The hollow, shell-like forms of the airplane parts give Rubins’s sculptures an airy fragility. Whether perched or soaring, they seem—and often are—impermanent, joined together for a brief demonstration of levitation. Many of her pieces have been disassembled and stored for reconstruction or other uses. Such was the case with Worlds Apart, which Rubins stored with Huffman in the desert. When she retrieved the appliances years later, she was astonished to discover that he had cleaned and sorted them all. Huffman’s metal bins filled with her appliances were then used by the artist as the main element in Veins, Connections, and Points of Departure, A Memorial for Peter Kunz: Mr. Huffman’s Containers filled with Rubble from Worlds Apart and an Oak Tree from Topanga (1990). Distinguishing it from traditional sculptural monuments, the performative nature of Rubins’s work derives from its spontaneity, process-orientation, and temporariness. In a sentiment commonly evoked by much work since the 1960s, Kathryn Kanjo wrote of Rubins’s early work in clay, “When the clay dried, the piece was over.” Originally intended as a temporary installation, 5,500 lbs. of Sonny’s Airplane Parts, Linda’s Place, 550 lbs. of Tie-Wirewill eventually be enlarged, reconstructed, and adapted to suit an alternative site.
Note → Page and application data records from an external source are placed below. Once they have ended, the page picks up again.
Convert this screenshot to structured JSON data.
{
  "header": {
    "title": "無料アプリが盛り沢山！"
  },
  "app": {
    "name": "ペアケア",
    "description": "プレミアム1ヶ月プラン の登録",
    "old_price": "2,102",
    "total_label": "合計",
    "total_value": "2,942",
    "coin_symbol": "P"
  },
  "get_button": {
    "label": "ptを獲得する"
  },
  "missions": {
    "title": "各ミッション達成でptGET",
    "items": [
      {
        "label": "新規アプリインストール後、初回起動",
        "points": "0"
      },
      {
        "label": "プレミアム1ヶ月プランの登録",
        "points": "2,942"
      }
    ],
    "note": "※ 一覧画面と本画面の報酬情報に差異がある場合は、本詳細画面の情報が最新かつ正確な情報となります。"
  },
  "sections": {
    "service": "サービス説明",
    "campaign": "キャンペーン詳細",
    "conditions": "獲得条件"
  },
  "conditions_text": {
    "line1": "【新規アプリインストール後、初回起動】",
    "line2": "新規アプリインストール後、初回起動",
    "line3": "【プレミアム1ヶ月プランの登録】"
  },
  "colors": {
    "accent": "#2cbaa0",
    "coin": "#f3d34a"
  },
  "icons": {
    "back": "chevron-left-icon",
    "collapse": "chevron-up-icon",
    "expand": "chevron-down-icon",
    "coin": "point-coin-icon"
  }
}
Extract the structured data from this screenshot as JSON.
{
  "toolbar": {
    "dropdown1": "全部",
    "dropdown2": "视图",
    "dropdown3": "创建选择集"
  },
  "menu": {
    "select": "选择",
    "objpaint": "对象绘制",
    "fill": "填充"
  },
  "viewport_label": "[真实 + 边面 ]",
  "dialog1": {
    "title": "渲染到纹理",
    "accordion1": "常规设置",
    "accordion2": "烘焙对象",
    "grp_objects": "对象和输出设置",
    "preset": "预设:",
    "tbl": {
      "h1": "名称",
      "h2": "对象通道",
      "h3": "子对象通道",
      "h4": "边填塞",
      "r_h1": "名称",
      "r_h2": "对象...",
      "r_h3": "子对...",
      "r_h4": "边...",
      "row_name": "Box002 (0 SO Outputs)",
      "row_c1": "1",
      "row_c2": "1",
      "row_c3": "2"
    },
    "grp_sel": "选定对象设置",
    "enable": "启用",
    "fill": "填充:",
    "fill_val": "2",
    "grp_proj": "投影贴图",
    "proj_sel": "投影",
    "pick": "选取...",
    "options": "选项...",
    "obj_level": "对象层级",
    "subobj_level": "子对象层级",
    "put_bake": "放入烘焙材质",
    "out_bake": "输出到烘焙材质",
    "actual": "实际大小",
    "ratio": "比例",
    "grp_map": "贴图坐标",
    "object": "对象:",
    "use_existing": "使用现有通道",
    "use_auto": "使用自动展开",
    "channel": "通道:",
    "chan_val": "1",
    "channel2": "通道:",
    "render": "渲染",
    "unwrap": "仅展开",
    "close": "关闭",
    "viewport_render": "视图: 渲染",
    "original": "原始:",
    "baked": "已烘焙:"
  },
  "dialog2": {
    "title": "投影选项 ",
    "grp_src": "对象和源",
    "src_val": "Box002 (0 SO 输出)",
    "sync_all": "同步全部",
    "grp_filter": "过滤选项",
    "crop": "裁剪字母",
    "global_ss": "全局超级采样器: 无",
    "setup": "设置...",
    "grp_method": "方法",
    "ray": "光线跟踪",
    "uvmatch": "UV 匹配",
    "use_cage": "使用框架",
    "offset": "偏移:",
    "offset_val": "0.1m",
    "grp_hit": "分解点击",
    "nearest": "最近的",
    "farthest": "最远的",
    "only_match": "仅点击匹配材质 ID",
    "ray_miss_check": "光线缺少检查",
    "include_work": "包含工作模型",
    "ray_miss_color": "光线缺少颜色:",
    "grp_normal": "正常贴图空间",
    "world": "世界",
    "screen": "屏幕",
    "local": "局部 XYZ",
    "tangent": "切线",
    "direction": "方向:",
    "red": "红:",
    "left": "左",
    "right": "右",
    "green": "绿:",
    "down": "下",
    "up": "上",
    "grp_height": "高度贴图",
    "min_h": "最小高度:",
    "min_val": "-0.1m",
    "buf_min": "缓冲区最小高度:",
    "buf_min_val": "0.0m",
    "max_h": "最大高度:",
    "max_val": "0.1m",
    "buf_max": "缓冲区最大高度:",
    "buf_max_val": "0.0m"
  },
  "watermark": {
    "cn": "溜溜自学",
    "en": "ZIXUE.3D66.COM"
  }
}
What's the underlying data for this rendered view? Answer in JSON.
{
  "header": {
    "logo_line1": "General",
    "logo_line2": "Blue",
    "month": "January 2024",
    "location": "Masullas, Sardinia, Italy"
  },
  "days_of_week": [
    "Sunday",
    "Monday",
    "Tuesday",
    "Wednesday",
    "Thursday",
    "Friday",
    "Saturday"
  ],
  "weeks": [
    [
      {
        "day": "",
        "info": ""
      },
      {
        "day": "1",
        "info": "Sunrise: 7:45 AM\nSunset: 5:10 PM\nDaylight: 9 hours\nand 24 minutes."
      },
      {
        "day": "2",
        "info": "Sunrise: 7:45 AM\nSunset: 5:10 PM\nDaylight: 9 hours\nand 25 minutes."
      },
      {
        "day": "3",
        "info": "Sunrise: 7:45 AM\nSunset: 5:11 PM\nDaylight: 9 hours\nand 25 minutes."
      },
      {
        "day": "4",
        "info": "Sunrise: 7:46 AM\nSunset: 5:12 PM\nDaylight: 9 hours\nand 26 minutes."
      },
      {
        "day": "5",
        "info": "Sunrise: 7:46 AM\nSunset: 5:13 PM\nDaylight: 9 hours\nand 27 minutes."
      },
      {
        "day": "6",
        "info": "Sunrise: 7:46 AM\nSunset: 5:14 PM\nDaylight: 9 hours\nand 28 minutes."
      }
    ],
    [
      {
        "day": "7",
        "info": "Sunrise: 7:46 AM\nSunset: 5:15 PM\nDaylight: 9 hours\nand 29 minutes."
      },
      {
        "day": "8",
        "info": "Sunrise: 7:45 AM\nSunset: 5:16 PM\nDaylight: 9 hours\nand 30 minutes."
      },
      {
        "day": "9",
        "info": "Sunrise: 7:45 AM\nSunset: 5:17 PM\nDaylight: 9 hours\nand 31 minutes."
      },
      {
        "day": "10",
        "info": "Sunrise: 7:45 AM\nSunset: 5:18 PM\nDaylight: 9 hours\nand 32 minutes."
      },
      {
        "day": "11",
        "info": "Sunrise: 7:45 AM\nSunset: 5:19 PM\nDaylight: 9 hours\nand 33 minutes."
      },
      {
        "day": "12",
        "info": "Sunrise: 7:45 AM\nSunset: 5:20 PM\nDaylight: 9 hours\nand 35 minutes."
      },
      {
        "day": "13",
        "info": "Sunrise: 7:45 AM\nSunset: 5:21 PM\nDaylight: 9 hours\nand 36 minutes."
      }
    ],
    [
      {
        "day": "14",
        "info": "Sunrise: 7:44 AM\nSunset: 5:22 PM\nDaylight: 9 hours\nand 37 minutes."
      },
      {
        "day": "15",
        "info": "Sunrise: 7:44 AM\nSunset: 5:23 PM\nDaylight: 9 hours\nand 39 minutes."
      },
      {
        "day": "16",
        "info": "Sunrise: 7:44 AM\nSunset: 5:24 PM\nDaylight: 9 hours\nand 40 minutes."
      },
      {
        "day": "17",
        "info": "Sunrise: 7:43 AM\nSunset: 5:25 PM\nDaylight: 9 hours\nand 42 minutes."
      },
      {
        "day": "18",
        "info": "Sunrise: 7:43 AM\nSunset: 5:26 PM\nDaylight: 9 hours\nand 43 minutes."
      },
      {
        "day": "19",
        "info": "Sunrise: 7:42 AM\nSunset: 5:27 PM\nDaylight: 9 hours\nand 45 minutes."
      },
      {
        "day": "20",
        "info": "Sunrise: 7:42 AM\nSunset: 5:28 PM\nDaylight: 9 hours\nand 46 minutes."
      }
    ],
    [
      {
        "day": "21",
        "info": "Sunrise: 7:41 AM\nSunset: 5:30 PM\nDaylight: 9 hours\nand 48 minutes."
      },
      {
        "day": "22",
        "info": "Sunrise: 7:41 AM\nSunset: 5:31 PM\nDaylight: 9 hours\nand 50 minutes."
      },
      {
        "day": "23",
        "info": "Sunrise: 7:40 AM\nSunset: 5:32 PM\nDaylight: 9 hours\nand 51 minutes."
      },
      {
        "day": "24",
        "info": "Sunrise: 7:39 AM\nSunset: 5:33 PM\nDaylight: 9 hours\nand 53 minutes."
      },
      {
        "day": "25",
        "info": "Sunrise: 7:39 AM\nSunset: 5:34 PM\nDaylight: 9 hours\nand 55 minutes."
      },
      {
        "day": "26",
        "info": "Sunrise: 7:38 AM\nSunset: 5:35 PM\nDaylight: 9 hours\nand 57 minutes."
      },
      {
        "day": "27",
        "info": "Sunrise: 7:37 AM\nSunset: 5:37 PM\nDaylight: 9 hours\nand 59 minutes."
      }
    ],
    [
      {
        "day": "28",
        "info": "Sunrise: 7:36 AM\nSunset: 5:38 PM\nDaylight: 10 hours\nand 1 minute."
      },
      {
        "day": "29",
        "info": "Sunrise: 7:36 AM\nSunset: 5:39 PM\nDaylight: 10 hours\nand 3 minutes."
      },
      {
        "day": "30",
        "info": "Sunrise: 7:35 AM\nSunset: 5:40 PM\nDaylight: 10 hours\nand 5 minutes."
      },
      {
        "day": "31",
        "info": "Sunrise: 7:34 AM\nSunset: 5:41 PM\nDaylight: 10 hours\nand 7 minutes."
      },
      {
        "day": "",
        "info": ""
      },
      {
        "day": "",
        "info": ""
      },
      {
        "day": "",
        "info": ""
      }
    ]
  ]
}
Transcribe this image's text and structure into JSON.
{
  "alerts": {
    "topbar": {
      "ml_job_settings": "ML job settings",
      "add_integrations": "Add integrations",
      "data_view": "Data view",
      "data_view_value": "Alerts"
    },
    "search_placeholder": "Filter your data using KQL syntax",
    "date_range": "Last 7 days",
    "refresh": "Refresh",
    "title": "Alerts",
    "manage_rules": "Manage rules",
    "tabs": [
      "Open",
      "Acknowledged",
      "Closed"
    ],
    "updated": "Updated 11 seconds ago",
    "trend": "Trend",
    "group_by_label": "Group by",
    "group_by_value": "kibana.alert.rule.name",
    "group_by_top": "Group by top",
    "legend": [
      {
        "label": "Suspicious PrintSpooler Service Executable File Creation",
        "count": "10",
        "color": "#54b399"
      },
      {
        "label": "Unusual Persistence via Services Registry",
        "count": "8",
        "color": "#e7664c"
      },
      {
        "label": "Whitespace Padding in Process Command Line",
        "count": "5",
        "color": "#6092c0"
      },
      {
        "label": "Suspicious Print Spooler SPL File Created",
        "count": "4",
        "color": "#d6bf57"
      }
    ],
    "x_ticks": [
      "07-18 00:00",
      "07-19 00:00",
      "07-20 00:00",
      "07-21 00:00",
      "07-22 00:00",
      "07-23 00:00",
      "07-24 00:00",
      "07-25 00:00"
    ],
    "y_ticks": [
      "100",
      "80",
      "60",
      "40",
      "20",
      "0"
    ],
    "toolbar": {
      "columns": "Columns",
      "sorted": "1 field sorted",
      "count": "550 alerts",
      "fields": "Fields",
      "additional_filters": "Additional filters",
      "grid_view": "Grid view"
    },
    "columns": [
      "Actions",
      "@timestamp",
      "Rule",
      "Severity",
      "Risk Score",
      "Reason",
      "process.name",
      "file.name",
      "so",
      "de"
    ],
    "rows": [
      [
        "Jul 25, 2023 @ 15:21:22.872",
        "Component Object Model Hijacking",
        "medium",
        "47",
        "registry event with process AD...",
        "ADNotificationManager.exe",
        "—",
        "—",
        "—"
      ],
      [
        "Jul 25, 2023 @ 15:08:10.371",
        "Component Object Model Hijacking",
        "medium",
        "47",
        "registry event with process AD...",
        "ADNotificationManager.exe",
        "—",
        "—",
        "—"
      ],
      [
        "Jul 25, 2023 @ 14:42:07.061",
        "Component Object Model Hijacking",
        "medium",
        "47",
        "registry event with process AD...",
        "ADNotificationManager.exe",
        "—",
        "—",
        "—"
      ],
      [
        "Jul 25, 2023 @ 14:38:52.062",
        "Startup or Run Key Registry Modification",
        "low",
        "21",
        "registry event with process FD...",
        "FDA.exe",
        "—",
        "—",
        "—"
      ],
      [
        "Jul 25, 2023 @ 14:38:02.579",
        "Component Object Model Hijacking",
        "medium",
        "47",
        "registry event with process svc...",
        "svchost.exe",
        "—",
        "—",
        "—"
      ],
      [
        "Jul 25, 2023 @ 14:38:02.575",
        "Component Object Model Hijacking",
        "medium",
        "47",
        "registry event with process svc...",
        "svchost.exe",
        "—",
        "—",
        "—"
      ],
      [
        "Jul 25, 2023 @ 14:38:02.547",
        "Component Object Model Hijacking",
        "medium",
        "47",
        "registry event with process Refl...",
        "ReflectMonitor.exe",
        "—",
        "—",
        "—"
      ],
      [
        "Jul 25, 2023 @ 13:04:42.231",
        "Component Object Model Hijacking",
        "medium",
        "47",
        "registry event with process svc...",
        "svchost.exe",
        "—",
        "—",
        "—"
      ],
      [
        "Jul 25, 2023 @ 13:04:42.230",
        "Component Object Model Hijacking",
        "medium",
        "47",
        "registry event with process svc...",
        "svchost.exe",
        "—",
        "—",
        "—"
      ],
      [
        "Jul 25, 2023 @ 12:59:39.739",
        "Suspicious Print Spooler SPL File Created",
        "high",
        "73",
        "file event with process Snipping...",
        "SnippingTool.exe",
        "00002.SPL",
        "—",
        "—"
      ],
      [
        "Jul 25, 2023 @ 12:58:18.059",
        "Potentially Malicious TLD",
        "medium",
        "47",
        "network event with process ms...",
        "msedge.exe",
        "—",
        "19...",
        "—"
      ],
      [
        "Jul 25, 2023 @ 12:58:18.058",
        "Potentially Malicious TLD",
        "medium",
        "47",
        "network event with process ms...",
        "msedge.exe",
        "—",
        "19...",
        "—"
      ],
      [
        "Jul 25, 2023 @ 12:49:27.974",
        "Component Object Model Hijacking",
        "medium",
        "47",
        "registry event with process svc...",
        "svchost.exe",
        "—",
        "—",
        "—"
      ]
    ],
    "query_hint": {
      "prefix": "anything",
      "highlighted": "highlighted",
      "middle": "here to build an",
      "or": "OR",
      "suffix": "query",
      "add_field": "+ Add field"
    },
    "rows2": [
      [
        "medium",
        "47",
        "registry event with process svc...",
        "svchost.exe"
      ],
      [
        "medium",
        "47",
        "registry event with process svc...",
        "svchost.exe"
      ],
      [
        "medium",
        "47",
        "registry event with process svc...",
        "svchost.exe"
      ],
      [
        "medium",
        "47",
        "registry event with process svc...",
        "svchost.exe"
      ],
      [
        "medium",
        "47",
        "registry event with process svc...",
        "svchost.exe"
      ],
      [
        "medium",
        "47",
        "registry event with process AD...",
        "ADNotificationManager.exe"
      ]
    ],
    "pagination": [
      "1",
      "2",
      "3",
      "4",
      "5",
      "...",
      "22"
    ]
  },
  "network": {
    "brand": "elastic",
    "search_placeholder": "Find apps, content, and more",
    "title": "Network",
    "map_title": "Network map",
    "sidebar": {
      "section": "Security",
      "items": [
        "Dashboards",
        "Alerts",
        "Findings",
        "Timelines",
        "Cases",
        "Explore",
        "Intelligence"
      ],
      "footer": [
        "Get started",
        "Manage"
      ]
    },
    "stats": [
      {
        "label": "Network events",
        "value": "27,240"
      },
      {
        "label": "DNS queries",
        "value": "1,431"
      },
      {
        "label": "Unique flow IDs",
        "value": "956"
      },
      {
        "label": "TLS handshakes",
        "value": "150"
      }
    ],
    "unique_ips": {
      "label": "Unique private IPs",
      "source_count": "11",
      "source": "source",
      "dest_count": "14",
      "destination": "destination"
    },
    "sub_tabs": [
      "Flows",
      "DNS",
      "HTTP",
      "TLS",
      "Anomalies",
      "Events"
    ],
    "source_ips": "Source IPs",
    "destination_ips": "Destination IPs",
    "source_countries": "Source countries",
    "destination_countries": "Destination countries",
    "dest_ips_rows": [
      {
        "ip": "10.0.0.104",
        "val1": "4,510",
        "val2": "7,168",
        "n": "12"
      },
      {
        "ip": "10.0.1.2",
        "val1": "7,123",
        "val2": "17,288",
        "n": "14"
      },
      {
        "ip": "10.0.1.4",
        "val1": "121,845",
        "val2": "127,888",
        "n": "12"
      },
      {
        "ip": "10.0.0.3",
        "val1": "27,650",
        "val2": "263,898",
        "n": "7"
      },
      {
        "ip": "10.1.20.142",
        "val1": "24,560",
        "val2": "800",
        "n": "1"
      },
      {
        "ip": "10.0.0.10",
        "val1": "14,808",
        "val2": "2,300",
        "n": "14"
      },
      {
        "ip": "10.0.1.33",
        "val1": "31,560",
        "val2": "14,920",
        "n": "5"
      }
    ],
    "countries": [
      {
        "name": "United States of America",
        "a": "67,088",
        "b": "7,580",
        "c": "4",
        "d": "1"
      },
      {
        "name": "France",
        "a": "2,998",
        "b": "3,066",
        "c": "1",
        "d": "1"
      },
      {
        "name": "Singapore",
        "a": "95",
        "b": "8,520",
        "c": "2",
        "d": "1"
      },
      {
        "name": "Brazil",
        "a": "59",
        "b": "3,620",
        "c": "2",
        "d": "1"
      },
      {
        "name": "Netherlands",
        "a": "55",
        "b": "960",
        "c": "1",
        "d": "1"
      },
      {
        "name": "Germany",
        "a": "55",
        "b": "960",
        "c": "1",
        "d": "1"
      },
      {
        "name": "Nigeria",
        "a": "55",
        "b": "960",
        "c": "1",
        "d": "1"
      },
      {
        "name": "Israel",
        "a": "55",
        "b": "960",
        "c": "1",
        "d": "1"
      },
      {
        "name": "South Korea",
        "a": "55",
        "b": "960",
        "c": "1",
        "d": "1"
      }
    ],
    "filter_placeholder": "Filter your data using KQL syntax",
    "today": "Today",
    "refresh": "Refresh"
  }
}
Augmented by the historical traces of factory, sky, junkyard, and art world, it may yet gesture heavenward with renewed aeronautical agility.
1 Michael Duncan. “Transient Monuments.” Art in America (April 1995) 82.
2 Julie Sylvester. “Auto/Bio: Conversations with John Chamberlain.” A Catalogue Raisonné of the Sculpture, 1954-1985 (New York: Hudson Hills Press) 1986, pp. 15, 18.
4 Diane Waldman. “Excerpts from a Conversation Between Elizabeth C. Baker, John Chamberlain, Don Judd, and Diane Waldman.” John Chamberlain: A Retrospective Exhibition (New York: Solomon R. Guggenheim Museum) 1971, p. 17.
5 Rosalind E. Krauss, Terminal Iron Works: The Sculpture of David Smith (Cambridge: MIT Press) 1971, p. 93 n. 44.
6 Kathryn Kanjo. “Beyond Addition.” Nancy Rubins (San Diego: Museum of Contemporary Art) 1995, p. 11.